And of course this week we had Thanksgiving. It was a wonderful day which we shared, as always, with a nice group of friends and guests. Jim and Scott crafted a liturgy for the day and it included nice singing, a touch of incense, and a time for offering thanks, which was a very moving time when each of the brothers offered the thanks that was in his heart, and then the guests joined us in offering their thanks. Bernard said that he felt about a foot taller when it was over.
Then came the Thanksgiving meal. We told Edward, our chef, to cut back on it somewhat, because we, like so many people at this time, are having to cut back significantly on our expenses. And, as we could have predicted, Edward cut back in the most elegant way imaginable, and the feast was a triumph.

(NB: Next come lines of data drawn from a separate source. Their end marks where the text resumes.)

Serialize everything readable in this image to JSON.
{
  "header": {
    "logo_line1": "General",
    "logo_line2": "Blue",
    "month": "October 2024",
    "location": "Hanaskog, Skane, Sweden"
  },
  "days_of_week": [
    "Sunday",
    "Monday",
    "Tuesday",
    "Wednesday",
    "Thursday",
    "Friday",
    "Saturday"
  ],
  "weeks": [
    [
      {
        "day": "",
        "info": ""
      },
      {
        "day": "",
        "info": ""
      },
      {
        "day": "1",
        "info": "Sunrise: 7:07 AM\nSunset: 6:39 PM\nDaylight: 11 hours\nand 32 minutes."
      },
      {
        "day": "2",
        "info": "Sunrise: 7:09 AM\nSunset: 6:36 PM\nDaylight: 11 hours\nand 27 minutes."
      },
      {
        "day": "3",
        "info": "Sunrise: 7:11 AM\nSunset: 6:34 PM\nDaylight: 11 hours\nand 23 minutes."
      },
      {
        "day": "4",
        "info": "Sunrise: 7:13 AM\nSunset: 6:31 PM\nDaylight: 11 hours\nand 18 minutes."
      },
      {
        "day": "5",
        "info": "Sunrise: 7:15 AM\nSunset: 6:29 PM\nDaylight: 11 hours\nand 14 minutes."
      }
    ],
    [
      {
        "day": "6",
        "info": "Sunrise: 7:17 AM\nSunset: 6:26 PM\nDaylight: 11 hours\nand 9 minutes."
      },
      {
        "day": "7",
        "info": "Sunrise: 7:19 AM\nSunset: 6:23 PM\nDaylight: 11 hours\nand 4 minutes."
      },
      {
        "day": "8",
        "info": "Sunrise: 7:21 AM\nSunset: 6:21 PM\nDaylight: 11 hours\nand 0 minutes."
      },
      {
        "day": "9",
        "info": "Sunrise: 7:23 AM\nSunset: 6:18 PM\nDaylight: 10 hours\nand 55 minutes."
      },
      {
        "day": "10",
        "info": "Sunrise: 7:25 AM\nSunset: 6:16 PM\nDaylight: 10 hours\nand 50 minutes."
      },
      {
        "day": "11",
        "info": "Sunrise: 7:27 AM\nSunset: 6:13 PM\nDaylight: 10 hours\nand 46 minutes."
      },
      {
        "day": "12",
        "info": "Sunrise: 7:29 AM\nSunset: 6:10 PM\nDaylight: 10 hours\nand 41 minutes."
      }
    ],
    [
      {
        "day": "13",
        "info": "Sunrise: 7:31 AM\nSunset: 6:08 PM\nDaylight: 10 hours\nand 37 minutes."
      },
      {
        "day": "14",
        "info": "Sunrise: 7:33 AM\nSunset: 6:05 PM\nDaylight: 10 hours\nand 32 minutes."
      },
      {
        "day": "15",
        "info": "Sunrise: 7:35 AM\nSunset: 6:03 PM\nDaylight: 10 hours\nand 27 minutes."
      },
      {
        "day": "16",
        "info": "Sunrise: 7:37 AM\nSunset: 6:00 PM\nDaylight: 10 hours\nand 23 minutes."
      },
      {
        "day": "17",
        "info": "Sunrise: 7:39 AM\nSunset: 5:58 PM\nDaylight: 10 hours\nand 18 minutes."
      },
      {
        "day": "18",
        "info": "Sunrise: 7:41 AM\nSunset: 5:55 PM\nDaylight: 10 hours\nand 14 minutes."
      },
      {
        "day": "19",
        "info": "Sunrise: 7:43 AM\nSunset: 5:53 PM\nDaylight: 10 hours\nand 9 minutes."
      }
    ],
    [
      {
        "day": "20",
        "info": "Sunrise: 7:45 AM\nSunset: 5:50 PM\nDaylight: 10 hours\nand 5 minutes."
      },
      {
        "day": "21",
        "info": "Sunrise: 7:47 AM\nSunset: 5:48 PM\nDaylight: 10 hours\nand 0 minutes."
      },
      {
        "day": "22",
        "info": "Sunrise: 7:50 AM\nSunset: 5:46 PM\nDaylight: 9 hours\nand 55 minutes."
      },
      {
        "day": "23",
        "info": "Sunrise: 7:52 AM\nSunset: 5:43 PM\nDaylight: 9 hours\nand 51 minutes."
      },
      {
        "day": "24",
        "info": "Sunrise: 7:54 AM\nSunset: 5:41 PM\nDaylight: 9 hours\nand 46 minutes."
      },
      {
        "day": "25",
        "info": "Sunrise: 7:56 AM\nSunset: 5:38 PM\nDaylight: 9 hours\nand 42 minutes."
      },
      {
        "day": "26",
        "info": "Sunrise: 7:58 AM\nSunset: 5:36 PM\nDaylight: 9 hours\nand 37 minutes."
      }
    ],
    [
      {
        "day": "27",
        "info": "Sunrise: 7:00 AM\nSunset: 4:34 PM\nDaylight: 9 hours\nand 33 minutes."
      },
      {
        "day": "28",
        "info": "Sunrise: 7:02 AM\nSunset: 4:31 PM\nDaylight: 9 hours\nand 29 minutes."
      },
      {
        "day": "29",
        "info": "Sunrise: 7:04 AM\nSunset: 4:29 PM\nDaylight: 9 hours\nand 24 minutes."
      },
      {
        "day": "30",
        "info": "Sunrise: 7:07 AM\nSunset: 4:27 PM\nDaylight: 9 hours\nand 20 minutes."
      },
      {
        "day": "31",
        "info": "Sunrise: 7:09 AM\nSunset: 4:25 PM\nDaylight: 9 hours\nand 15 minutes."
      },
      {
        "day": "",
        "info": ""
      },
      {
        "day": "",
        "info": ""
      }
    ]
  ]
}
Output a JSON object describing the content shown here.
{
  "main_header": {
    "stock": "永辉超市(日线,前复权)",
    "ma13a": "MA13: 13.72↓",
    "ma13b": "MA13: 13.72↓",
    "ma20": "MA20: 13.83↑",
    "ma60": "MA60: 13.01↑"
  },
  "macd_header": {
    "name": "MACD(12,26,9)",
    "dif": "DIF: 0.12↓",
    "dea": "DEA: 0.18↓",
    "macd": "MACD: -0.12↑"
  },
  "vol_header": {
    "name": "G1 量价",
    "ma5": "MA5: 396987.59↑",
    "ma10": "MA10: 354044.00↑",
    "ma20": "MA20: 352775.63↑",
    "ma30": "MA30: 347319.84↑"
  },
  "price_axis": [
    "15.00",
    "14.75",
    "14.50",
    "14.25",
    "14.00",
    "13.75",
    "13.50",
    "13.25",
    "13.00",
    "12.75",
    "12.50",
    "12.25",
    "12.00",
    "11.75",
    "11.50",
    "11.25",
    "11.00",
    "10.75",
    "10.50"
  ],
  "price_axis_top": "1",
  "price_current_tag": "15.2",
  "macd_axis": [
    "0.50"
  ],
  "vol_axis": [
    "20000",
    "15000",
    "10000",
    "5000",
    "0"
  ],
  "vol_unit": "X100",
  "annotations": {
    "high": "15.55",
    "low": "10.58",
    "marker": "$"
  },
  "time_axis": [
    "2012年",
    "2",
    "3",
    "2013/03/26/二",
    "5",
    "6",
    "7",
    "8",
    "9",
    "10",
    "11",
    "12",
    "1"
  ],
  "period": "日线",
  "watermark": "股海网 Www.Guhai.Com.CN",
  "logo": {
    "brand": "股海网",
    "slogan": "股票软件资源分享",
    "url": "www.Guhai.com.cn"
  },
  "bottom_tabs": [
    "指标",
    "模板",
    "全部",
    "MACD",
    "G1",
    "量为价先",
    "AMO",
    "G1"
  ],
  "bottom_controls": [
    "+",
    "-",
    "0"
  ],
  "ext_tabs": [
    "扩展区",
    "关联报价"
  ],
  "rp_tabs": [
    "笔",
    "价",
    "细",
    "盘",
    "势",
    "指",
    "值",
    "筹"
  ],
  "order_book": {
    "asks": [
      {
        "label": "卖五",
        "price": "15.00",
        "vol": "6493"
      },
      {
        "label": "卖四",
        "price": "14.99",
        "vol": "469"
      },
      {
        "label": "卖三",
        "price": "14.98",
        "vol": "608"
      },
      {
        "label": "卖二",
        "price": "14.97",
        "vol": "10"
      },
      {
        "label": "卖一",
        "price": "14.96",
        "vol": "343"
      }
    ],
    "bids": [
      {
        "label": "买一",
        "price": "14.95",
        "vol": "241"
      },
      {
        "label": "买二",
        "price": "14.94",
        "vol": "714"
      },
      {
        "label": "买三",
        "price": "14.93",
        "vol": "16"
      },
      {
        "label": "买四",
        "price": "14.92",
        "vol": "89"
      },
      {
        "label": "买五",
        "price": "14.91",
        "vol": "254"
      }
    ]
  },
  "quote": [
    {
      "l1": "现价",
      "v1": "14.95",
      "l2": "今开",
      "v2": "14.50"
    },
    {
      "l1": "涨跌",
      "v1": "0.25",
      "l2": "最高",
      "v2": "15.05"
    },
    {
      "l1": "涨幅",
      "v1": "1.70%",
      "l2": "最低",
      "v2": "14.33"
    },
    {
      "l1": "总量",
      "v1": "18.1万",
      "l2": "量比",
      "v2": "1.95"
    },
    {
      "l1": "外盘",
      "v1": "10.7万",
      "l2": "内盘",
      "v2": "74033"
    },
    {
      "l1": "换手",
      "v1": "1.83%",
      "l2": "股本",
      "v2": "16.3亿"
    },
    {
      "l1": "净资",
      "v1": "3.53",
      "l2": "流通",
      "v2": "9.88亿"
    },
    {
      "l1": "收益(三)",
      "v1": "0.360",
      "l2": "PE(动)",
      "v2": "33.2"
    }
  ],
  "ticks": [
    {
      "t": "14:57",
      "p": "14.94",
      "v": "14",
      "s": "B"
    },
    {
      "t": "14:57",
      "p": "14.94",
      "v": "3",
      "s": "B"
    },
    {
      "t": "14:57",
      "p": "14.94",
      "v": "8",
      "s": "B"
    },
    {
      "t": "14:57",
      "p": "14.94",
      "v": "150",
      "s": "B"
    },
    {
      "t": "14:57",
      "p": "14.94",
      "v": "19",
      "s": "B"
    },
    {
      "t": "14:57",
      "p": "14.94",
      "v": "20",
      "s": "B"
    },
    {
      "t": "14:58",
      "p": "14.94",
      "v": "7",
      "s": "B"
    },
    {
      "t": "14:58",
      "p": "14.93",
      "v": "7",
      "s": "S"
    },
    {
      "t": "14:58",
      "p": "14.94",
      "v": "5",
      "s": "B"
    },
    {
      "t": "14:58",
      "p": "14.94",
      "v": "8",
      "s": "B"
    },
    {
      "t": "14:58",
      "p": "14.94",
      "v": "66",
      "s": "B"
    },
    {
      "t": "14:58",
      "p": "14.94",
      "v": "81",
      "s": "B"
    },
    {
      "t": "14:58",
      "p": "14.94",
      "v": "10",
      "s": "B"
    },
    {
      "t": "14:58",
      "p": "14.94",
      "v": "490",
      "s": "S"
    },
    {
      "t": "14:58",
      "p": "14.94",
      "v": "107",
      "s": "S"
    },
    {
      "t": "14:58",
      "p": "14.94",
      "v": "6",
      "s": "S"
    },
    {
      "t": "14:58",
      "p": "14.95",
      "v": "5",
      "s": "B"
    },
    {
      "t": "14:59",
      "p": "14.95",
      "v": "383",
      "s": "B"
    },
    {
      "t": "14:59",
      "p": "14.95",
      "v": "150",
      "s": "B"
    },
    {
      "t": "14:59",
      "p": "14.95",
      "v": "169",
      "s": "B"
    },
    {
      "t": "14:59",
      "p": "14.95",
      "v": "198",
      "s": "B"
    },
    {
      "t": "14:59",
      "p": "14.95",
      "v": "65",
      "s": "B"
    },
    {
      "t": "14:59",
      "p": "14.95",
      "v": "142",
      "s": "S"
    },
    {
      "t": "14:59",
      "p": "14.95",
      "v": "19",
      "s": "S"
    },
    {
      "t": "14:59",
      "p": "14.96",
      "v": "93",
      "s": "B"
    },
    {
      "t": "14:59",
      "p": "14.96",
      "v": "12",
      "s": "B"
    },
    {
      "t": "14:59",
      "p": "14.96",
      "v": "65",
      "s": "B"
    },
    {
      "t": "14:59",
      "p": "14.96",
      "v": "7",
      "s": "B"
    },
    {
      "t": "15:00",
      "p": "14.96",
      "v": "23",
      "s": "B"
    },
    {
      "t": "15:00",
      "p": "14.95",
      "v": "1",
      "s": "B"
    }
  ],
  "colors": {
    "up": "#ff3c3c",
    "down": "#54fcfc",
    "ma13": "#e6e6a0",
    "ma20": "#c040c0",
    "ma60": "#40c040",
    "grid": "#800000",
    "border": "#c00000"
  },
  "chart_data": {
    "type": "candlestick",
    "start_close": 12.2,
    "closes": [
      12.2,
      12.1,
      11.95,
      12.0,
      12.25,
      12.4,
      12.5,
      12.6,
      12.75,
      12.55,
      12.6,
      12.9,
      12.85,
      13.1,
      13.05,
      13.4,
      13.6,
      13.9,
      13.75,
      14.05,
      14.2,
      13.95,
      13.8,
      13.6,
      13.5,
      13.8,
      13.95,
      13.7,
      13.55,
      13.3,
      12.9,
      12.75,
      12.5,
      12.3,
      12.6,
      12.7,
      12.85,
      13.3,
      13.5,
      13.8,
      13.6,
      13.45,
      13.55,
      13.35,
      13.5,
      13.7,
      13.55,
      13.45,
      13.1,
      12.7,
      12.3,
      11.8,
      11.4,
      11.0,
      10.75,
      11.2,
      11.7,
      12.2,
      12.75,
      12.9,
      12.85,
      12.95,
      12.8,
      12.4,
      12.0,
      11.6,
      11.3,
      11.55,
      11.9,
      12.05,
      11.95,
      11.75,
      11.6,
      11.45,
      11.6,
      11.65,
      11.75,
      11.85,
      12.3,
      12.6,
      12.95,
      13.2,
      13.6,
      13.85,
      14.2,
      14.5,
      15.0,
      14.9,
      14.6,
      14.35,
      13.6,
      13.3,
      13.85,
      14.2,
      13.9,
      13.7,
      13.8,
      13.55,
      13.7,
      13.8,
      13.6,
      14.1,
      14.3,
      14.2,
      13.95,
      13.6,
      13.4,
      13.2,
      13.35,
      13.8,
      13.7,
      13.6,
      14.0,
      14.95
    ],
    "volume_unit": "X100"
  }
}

Afterwards one of our guests said to me: "I have never in my whole life gone back for a second helping of Brussels Sprouts until today."
But the best moment of Thanksgiving for me was in the evening, after supper, when I walked around outside for a bit and experienced a few moments of the intense and almost magical silence that sometimes comes to this spot on major civil holidays. It was so still: there was no traffic on the highways on either side of the river, no boat traffic, either. It was between the tides and the Hudson River had stilled as well, and its surface was a mirror that reflected not only the lights from the buildings on the other side but also the most brilliant of the stars, and that's something we don't often see. In that profound quiet and beauty was the promise not only of peace but of deep and vigorous life. It was a moment of knowing that God never forsakes us and that God's comfort and strength is there just in reaching out for it.
That is what I will take into the next few months as we begin to discover the path that we are now beginning to walk.